Long Hill Fire Department’s Satellite 203 ‘Santa’s Sleigh’ decorated and ready to go at the 2010 Wallington NJ Holiday Parade.
St. Marys Fire Department, 2011
The City of St. Marys puts on a light show in preparation for “Letters to Santa 2011.”
The Colony Fire Department, 2011
This is an excerpt from the Christmas Light Show Spectacular.
To us, Instagram might be fun and games. But for firefighters, it’s a way to share the epic and dramatic sights they are exposed to every day. Take a look at some of our favorite Firefighter Instagram accounts.
Gregg Boydston is a hotspot firefighter, whom travels the United States fighting forest fires. You could only imagine the kinds of things he sees on a day-today basis. Greg is committed to bringing photography to the forefront of the sights, as his firefighting duty. As he put it, “My office is most people’s motivational posters in their office,” and he must share it with the world. Gregg’s photographs capture the crude reality of fighting fires, the toll it can takes on people and wildlife, and the raw beauty that natural disaster can render.
They say skateboarders are known for having a keen sense of creativity and artistic value. Second-generation firefighter and avid skateboarder, Gabriel Angemi is living proof of this theory. Growing up on the streets of Camden, New Jersey, Gabriel has seen more tragedies than most people will see in a lifetime. Photography is his way of sharing his story and also asking for help in the city he calls home. His photographs capture the hardships and crime that Camden faces every day while also praising his devoted troops of firefighters.
Most fire departments try to avoid sharing the harsh conditions of crisis scenes. However, the Compton Fire Department took a different approach. As their Instagram caption states, “Courage is not the absence of fear, it’s the realization that there is something more important.” The Compton Firefighters are proud of their work, and show it for what it truly is. It might be a little controversial, but by being so overt, you can vividly see the mark they leave on the Compton community.

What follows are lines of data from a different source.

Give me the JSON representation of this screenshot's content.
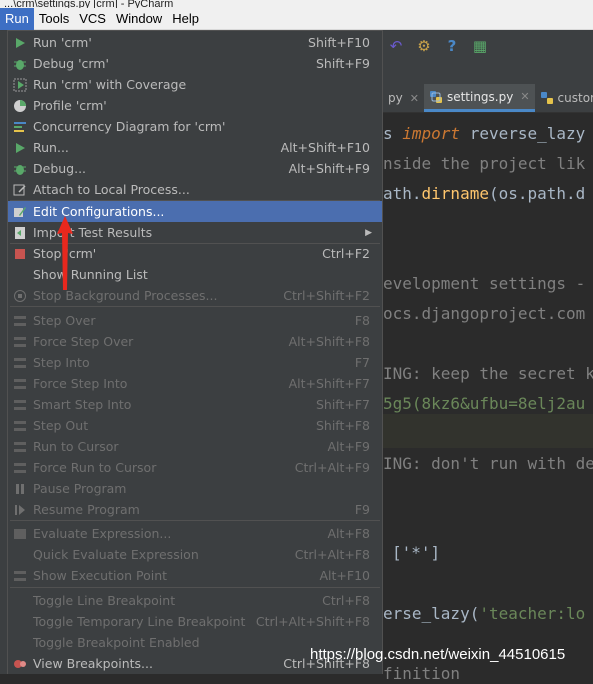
{
  "window": {
    "title": "...\\crm\\settings.py [crm] - PyCharm"
  },
  "menubar": {
    "items": [
      "Run",
      "Tools",
      "VCS",
      "Window",
      "Help"
    ],
    "active": "Run"
  },
  "tabs": [
    {
      "label": "py",
      "closable": true
    },
    {
      "label": "settings.py",
      "closable": true,
      "active": true
    },
    {
      "label": "custom",
      "closable": false
    }
  ],
  "editor": {
    "lines": [
      {
        "prefix": "s ",
        "keyword": "import",
        "rest": " reverse_lazy"
      },
      {
        "comment": "nside the project lik"
      },
      {
        "plain": "ath.",
        "func": "dirname",
        "plain2": "(os.path.d"
      },
      {
        "comment": "evelopment settings -"
      },
      {
        "comment": "ocs.djangoproject.com"
      },
      {
        "comment": "ING: keep the secret k"
      },
      {
        "string": "5g5(8kz6&ufbu=8elj2au"
      },
      {
        "comment": "ING: don't run with de"
      },
      {
        "plain": "['*']"
      },
      {
        "plain": "erse_lazy(",
        "string": "'teacher:lo"
      },
      {
        "comment": "finition"
      }
    ]
  },
  "menu": {
    "items": [
      {
        "label": "Run 'crm'",
        "shortcut": "Shift+F10",
        "icon": "run-icon",
        "enabled": true
      },
      {
        "label": "Debug 'crm'",
        "shortcut": "Shift+F9",
        "icon": "debug-bug-icon",
        "enabled": true
      },
      {
        "label": "Run 'crm' with Coverage",
        "shortcut": "",
        "icon": "coverage-icon",
        "enabled": true
      },
      {
        "label": "Profile 'crm'",
        "shortcut": "",
        "icon": "profile-icon",
        "enabled": true
      },
      {
        "label": "Concurrency Diagram for 'crm'",
        "shortcut": "",
        "icon": "concurrency-icon",
        "enabled": true
      },
      {
        "label": "Run...",
        "shortcut": "Alt+Shift+F10",
        "icon": "run-icon",
        "enabled": true
      },
      {
        "label": "Debug...",
        "shortcut": "Alt+Shift+F9",
        "icon": "debug-bug-icon",
        "enabled": true
      },
      {
        "label": "Attach to Local Process...",
        "shortcut": "",
        "icon": "attach-process-icon",
        "enabled": true
      },
      {
        "label": "Edit Configurations...",
        "shortcut": "",
        "icon": "edit-config-icon",
        "enabled": true,
        "selected": true
      },
      {
        "label": "Import Test Results",
        "shortcut": "",
        "icon": "import-icon",
        "enabled": true,
        "submenu": true
      },
      {
        "label": "Stop 'crm'",
        "shortcut": "Ctrl+F2",
        "icon": "stop-icon",
        "enabled": true
      },
      {
        "label": "Show Running List",
        "shortcut": "",
        "icon": "",
        "enabled": true
      },
      {
        "label": "Stop Background Processes...",
        "shortcut": "Ctrl+Shift+F2",
        "icon": "stop-background-icon",
        "enabled": false
      },
      {
        "label": "Step Over",
        "shortcut": "F8",
        "icon": "step-over-icon",
        "enabled": false
      },
      {
        "label": "Force Step Over",
        "shortcut": "Alt+Shift+F8",
        "icon": "force-step-over-icon",
        "enabled": false
      },
      {
        "label": "Step Into",
        "shortcut": "F7",
        "icon": "step-into-icon",
        "enabled": false
      },
      {
        "label": "Force Step Into",
        "shortcut": "Alt+Shift+F7",
        "icon": "force-step-into-icon",
        "enabled": false
      },
      {
        "label": "Smart Step Into",
        "shortcut": "Shift+F7",
        "icon": "smart-step-into-icon",
        "enabled": false
      },
      {
        "label": "Step Out",
        "shortcut": "Shift+F8",
        "icon": "step-out-icon",
        "enabled": false
      },
      {
        "label": "Run to Cursor",
        "shortcut": "Alt+F9",
        "icon": "run-to-cursor-icon",
        "enabled": false
      },
      {
        "label": "Force Run to Cursor",
        "shortcut": "Ctrl+Alt+F9",
        "icon": "force-run-to-cursor-icon",
        "enabled": false
      },
      {
        "label": "Pause Program",
        "shortcut": "",
        "icon": "pause-icon",
        "enabled": false
      },
      {
        "label": "Resume Program",
        "shortcut": "F9",
        "icon": "resume-icon",
        "enabled": false
      },
      {
        "label": "Evaluate Expression...",
        "shortcut": "Alt+F8",
        "icon": "evaluate-icon",
        "enabled": false
      },
      {
        "label": "Quick Evaluate Expression",
        "shortcut": "Ctrl+Alt+F8",
        "icon": "",
        "enabled": false
      },
      {
        "label": "Show Execution Point",
        "shortcut": "Alt+F10",
        "icon": "execution-point-icon",
        "enabled": false
      },
      {
        "label": "Toggle Line Breakpoint",
        "shortcut": "Ctrl+F8",
        "icon": "",
        "enabled": false
      },
      {
        "label": "Toggle Temporary Line Breakpoint",
        "shortcut": "Ctrl+Alt+Shift+F8",
        "icon": "",
        "enabled": false
      },
      {
        "label": "Toggle Breakpoint Enabled",
        "shortcut": "",
        "icon": "",
        "enabled": false
      },
      {
        "label": "View Breakpoints...",
        "shortcut": "Ctrl+Shift+F8",
        "icon": "breakpoints-icon",
        "enabled": true
      }
    ]
  },
  "colors": {
    "menu_bg": "#3c3f41",
    "selection": "#4b6eaf",
    "active_menubar": "#3d6fc4",
    "annotation_arrow": "#e8281e"
  },
  "watermark": "https://blog.csdn.net/weixin_44510615"
}
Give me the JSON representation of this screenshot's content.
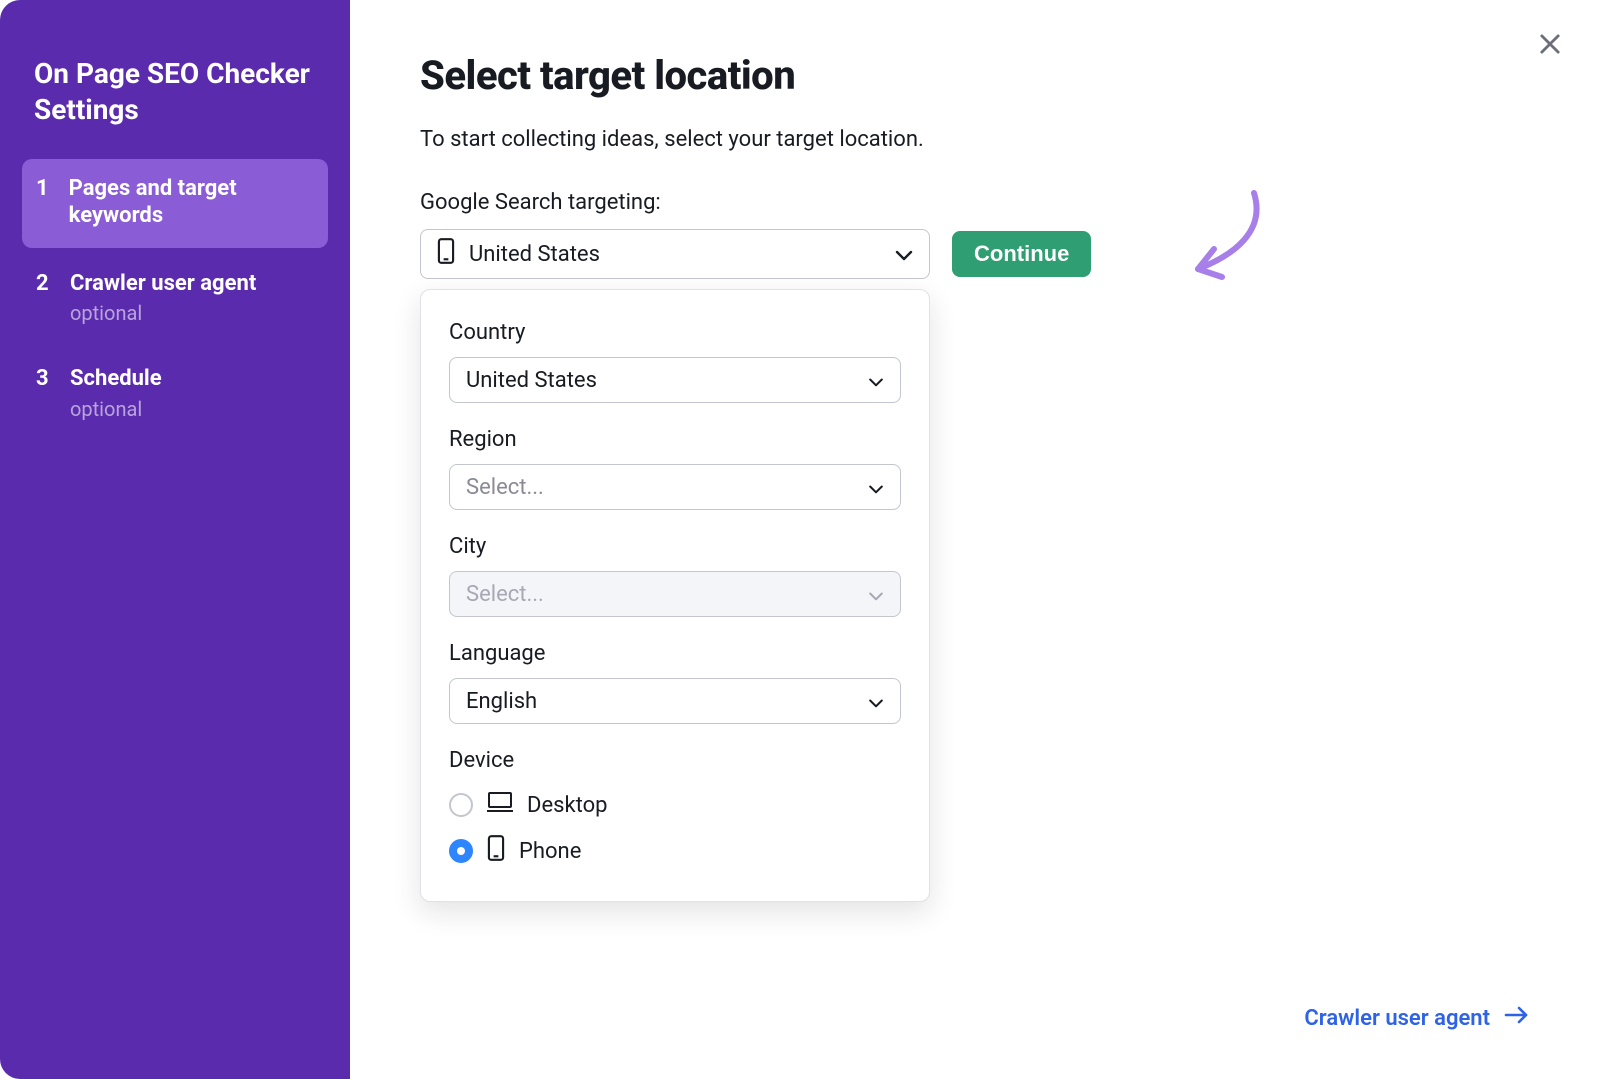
{
  "sidebar": {
    "title": "On Page SEO Checker Settings",
    "steps": [
      {
        "num": "1",
        "label": "Pages and target keywords",
        "hint": "",
        "active": true
      },
      {
        "num": "2",
        "label": "Crawler user agent",
        "hint": "optional",
        "active": false
      },
      {
        "num": "3",
        "label": "Schedule",
        "hint": "optional",
        "active": false
      }
    ]
  },
  "main": {
    "title": "Select target location",
    "intro": "To start collecting ideas, select your target location.",
    "targeting_label": "Google Search targeting:",
    "targeting_value": "United States",
    "continue_label": "Continue"
  },
  "popover": {
    "country_label": "Country",
    "country_value": "United States",
    "region_label": "Region",
    "region_placeholder": "Select...",
    "city_label": "City",
    "city_placeholder": "Select...",
    "language_label": "Language",
    "language_value": "English",
    "device_label": "Device",
    "device_desktop": "Desktop",
    "device_phone": "Phone"
  },
  "footer": {
    "next_label": "Crawler user agent"
  }
}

It’s that time of year again! You know the drill…Change the clocks and replace the batteries in your smoke detectors! Two-thirds of home fires occur in buildings with no smoke alarms or working smoke alarms. It is crucial that we use this time as a reminder of the importance of smoke detectors and the impact it can have on you and your family’s safety.
Here are some pointers from the National Fire Protection Association regarding smoke alarms:
- Test smoke alarms at least once a month using the test button.
- Make sure everyone in the home understands the sound of the smoke alarm and knows how to respond.
- Replace all smoke alarms when they are 10 years old.
- Replace the smoke alarm immediately if it doesn’t respond properly when tested.
- Smoke alarms with non-replaceable (long-life) batteries are designed to remain effective for up to 10 years. If the alarm chirps, a warning that the battery is low, replace the entire smoke alarm right away.
- For smoke alarms with any other type of battery, replace batteries at least once a year. If the alarm chirps, replace only the battery.